◆ ASSIGNMENT: What lines of the data below include the word "NAIP"? Report them by copying each.

◆ RECORDS FOR THE TASK:
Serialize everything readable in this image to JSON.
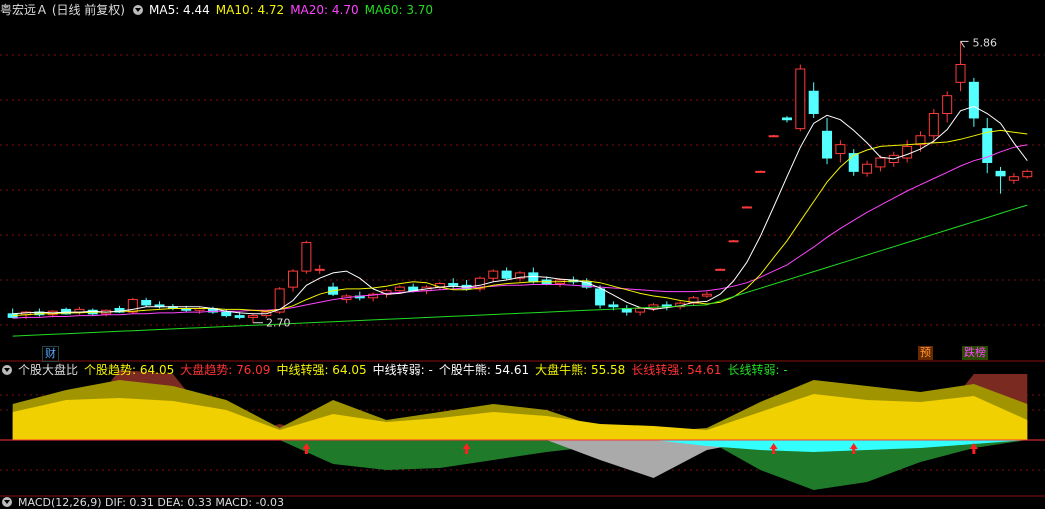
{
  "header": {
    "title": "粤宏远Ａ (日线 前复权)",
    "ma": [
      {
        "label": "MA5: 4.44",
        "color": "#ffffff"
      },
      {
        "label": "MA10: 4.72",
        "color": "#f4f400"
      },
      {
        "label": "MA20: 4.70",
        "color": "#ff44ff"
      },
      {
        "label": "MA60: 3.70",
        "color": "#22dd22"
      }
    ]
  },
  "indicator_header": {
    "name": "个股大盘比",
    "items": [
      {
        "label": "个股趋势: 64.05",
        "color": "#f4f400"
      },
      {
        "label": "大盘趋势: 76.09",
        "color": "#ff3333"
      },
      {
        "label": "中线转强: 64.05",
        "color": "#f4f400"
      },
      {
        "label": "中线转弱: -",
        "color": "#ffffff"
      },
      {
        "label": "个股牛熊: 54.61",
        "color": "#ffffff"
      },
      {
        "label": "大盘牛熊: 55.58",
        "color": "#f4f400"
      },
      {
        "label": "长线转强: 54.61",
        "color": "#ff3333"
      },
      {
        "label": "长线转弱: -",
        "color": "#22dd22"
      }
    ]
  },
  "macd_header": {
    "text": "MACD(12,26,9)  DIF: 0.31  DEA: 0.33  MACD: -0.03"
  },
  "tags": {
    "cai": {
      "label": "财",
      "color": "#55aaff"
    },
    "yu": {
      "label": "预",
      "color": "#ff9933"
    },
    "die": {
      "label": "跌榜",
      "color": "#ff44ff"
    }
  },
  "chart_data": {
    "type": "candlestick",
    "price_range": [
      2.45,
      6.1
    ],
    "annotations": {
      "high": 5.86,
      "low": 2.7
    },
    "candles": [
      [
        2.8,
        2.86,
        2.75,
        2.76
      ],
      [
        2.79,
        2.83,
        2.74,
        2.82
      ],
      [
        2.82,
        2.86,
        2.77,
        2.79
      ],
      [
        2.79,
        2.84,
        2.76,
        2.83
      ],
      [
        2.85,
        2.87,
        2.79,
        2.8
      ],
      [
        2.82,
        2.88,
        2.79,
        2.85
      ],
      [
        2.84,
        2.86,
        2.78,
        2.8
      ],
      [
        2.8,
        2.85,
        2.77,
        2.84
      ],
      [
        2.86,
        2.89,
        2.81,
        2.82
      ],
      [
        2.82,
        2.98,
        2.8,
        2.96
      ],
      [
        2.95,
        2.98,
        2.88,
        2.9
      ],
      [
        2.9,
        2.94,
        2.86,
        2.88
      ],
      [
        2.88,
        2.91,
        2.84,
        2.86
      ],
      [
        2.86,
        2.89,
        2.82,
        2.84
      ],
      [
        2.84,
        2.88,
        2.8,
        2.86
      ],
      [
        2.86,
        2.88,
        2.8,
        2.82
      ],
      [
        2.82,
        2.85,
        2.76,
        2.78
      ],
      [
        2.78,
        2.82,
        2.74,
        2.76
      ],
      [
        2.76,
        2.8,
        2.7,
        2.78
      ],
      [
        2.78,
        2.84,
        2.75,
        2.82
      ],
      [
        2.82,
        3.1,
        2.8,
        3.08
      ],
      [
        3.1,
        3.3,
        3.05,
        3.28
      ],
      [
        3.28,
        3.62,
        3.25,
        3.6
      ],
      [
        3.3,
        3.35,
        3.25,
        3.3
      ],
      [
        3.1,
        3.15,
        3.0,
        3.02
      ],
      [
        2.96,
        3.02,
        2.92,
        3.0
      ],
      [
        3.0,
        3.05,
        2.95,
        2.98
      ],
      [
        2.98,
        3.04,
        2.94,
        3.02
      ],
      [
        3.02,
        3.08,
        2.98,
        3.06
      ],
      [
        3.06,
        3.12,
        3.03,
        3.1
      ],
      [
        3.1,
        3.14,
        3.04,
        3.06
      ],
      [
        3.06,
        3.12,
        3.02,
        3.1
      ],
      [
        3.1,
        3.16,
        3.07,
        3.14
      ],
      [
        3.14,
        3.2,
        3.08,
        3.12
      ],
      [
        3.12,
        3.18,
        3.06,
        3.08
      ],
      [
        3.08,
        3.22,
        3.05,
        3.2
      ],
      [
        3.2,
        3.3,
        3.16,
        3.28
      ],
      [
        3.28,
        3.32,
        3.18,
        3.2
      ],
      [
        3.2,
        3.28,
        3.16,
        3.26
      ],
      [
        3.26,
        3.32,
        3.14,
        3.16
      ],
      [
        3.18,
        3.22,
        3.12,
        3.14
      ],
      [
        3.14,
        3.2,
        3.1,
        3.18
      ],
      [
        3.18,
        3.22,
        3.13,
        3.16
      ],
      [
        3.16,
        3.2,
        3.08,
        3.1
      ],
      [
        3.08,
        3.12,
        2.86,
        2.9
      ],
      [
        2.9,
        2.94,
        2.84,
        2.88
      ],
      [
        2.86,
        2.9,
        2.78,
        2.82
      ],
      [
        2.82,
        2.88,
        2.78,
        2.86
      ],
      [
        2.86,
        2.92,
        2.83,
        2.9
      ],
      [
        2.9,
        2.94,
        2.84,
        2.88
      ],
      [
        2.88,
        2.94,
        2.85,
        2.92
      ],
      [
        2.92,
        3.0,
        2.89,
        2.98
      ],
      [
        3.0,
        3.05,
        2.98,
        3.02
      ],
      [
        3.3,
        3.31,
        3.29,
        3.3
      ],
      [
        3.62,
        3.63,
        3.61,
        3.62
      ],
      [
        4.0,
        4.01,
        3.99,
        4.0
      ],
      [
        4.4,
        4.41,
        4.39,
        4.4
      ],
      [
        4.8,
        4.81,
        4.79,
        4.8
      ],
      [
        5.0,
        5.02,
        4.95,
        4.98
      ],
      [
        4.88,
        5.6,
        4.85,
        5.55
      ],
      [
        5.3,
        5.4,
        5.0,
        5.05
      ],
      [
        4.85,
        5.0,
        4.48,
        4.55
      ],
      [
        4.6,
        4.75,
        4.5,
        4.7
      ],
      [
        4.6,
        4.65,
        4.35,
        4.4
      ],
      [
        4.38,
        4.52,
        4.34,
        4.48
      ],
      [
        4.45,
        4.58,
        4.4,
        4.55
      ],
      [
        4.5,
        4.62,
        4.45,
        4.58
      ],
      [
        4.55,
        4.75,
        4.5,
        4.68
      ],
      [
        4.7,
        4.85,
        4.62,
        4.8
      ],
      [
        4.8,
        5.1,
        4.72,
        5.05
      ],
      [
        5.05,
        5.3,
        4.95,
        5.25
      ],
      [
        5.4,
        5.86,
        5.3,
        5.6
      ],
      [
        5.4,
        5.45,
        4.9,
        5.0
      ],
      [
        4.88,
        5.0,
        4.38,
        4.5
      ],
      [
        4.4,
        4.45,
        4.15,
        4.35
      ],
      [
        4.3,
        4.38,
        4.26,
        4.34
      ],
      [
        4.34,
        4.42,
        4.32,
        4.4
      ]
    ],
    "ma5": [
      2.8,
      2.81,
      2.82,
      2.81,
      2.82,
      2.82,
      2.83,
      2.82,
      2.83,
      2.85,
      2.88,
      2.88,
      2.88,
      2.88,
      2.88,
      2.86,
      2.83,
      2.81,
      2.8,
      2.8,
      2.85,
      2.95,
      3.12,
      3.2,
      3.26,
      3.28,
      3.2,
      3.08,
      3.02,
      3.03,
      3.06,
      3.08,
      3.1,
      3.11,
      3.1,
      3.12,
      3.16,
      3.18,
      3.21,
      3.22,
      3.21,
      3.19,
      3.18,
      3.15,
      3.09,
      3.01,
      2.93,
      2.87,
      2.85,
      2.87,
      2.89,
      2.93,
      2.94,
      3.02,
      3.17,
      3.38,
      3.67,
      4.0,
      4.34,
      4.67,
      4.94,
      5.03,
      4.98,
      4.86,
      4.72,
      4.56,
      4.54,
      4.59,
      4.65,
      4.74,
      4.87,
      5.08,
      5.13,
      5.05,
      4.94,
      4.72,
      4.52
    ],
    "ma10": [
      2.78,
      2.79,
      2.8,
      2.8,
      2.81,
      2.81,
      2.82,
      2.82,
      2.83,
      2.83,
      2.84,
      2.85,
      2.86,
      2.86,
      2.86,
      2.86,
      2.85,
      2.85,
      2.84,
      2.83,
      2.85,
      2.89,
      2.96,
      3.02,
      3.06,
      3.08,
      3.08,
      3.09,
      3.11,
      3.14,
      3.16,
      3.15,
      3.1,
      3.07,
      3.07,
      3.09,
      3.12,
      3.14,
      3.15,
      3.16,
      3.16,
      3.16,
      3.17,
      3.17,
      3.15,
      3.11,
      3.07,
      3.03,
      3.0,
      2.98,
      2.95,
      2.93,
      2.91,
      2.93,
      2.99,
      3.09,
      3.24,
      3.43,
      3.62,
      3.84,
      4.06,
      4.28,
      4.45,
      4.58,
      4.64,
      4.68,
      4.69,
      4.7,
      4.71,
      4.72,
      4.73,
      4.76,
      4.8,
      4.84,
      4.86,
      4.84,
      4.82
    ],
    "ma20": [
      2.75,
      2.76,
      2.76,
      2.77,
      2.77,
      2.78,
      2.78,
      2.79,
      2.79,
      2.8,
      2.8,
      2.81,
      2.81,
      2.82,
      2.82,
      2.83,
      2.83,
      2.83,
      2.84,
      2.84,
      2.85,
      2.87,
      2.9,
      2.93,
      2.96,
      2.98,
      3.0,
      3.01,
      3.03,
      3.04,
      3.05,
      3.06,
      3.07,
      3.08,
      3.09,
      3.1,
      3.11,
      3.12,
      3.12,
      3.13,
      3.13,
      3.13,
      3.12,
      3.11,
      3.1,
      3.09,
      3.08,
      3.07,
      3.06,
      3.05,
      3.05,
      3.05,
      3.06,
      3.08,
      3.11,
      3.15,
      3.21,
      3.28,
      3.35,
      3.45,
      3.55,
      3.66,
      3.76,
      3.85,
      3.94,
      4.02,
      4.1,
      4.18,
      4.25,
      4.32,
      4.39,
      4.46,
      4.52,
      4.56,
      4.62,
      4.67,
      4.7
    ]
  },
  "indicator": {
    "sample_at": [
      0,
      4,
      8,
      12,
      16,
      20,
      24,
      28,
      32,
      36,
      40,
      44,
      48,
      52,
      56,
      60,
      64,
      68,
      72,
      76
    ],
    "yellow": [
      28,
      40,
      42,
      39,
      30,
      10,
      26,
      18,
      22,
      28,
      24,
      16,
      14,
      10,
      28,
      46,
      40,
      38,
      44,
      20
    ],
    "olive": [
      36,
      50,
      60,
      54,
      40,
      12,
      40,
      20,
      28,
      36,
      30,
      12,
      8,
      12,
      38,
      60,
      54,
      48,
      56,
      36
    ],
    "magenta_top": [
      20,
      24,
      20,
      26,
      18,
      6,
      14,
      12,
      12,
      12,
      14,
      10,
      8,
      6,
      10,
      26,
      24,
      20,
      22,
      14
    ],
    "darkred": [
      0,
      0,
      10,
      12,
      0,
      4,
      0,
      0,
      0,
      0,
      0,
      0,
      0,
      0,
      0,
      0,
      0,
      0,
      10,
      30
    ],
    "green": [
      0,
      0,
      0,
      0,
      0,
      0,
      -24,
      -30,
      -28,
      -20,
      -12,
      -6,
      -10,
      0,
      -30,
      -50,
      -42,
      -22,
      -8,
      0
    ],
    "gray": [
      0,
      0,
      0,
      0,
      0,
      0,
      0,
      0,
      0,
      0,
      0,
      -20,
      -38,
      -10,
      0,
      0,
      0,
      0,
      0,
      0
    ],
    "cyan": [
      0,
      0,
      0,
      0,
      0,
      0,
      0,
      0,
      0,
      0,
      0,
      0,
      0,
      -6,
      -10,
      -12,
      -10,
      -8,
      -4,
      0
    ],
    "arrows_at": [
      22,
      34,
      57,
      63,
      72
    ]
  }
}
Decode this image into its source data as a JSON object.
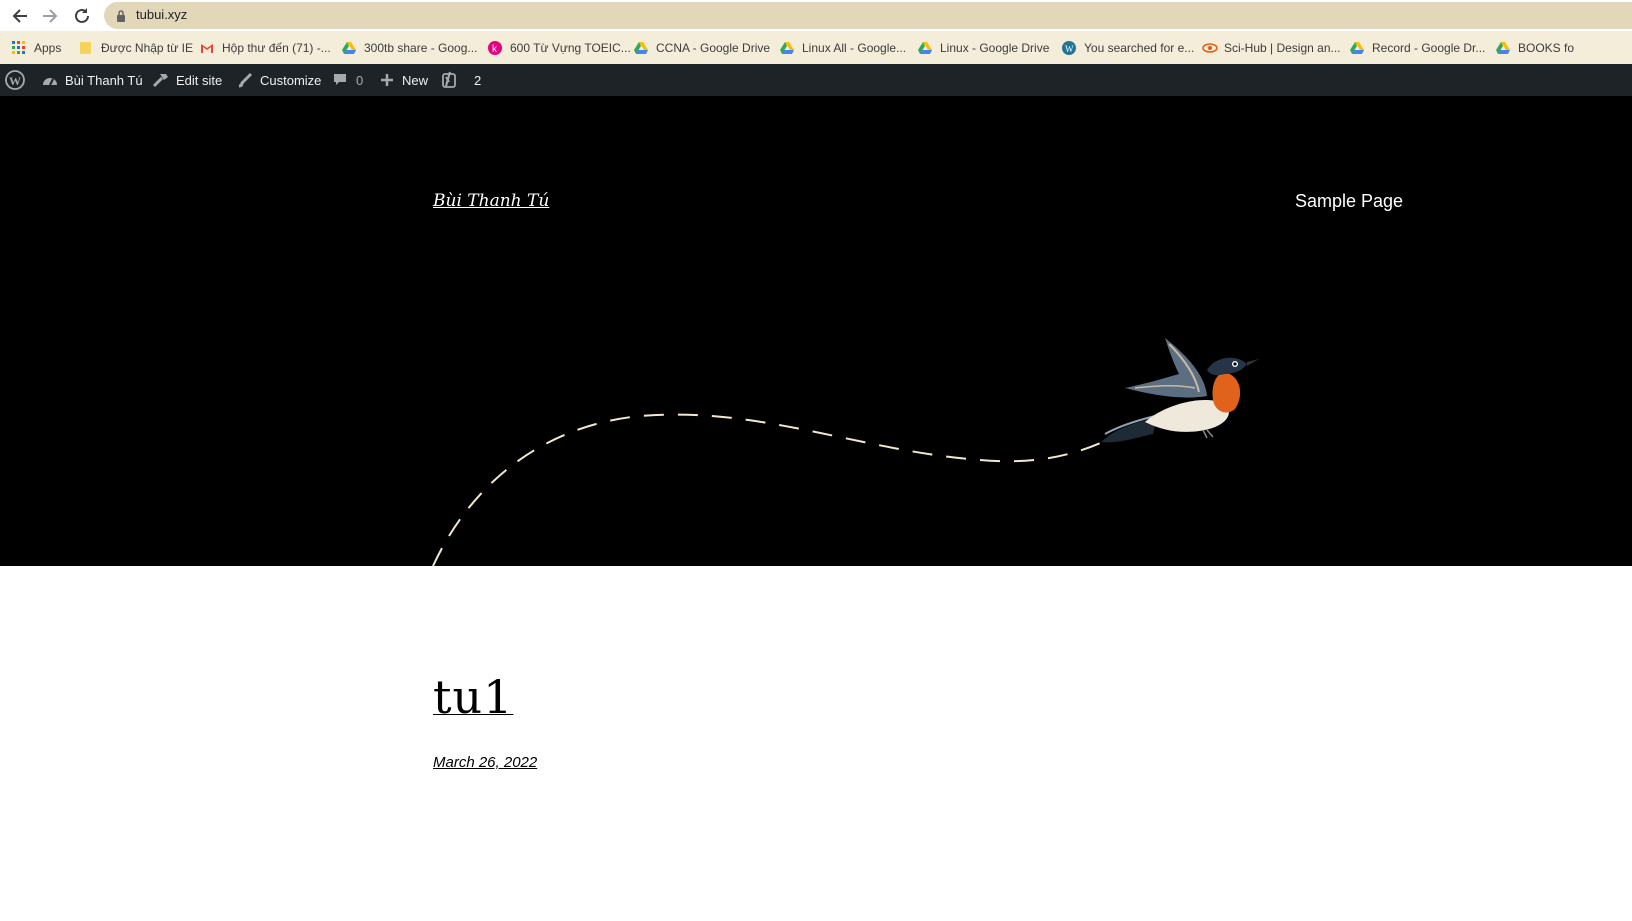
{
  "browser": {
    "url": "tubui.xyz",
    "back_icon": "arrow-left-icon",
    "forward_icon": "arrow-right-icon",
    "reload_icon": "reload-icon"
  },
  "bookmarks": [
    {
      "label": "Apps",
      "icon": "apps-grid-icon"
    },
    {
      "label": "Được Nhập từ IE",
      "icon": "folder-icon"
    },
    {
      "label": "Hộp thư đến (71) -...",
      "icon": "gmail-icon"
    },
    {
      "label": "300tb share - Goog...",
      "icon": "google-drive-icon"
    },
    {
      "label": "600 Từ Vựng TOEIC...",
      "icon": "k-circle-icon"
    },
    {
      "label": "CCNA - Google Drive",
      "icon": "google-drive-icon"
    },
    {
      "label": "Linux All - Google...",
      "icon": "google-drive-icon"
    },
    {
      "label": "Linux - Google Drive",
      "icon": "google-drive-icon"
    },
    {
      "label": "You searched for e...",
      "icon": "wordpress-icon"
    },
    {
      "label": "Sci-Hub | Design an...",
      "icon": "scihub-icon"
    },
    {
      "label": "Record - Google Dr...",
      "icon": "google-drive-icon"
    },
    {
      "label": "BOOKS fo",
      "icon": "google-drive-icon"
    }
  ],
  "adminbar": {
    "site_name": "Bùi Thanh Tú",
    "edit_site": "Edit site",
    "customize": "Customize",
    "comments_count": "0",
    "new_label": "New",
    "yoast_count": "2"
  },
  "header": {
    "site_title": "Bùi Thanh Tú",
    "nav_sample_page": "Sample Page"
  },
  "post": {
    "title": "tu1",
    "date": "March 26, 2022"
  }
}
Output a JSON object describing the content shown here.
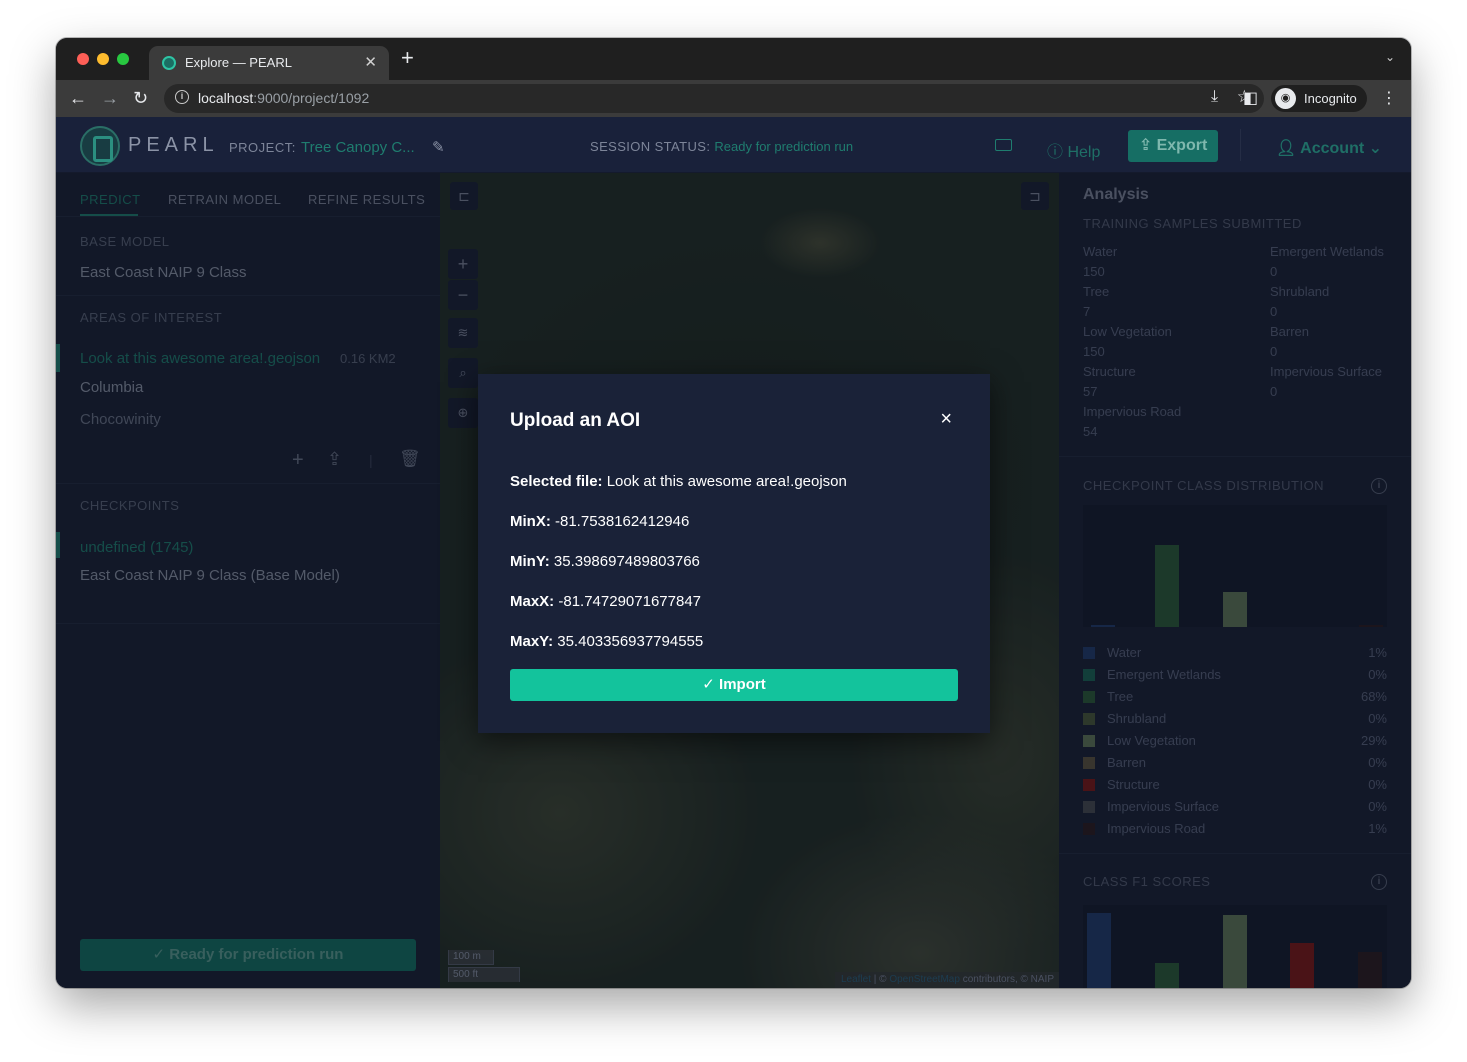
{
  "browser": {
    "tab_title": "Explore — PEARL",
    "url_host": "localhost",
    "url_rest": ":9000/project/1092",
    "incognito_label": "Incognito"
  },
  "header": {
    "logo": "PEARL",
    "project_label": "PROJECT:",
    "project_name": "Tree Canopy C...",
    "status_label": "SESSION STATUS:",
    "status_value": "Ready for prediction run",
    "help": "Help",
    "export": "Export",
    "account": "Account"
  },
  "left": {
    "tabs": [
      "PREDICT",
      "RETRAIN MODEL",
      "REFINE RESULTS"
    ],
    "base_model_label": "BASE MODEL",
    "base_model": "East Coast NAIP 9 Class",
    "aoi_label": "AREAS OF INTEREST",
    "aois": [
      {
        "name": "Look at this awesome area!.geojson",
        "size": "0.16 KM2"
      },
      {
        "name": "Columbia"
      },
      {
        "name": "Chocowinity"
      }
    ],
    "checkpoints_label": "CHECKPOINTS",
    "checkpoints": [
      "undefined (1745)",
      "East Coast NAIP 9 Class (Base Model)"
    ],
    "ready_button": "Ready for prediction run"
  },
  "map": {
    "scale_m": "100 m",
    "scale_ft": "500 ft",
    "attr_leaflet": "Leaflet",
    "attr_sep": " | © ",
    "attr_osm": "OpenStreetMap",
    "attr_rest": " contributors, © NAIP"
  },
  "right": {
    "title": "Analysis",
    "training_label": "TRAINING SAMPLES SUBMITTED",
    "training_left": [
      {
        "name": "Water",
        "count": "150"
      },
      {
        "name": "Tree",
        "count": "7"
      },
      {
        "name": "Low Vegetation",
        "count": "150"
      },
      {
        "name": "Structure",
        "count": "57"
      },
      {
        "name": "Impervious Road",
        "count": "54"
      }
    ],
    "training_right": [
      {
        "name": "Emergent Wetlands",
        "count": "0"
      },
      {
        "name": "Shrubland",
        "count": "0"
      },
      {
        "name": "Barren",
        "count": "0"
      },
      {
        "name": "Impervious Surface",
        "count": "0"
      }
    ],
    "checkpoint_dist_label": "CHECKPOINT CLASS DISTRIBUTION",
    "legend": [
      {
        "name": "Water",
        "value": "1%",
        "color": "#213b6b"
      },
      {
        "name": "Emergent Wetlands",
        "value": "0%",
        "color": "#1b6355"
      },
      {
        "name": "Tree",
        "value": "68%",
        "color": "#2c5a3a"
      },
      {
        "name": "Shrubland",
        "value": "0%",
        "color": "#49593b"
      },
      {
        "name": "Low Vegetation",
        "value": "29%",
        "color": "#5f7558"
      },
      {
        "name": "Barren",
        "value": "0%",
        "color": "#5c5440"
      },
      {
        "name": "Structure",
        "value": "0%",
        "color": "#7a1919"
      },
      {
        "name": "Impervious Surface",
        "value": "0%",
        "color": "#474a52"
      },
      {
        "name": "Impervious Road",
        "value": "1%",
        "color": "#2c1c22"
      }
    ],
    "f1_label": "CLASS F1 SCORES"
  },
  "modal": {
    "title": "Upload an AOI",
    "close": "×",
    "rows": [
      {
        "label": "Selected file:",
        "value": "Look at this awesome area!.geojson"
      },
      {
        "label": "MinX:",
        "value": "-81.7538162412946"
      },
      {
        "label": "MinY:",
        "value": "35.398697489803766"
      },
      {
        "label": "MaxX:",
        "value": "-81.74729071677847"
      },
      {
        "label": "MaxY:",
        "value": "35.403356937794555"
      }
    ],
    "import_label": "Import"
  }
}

◆ ANSWER BOX:
    "base_model": "East Coast NAIP 9 Class",
      "East Coast NAIP 9 Class (Base Model)"
    "attr_rest": " contributors, © NAIP"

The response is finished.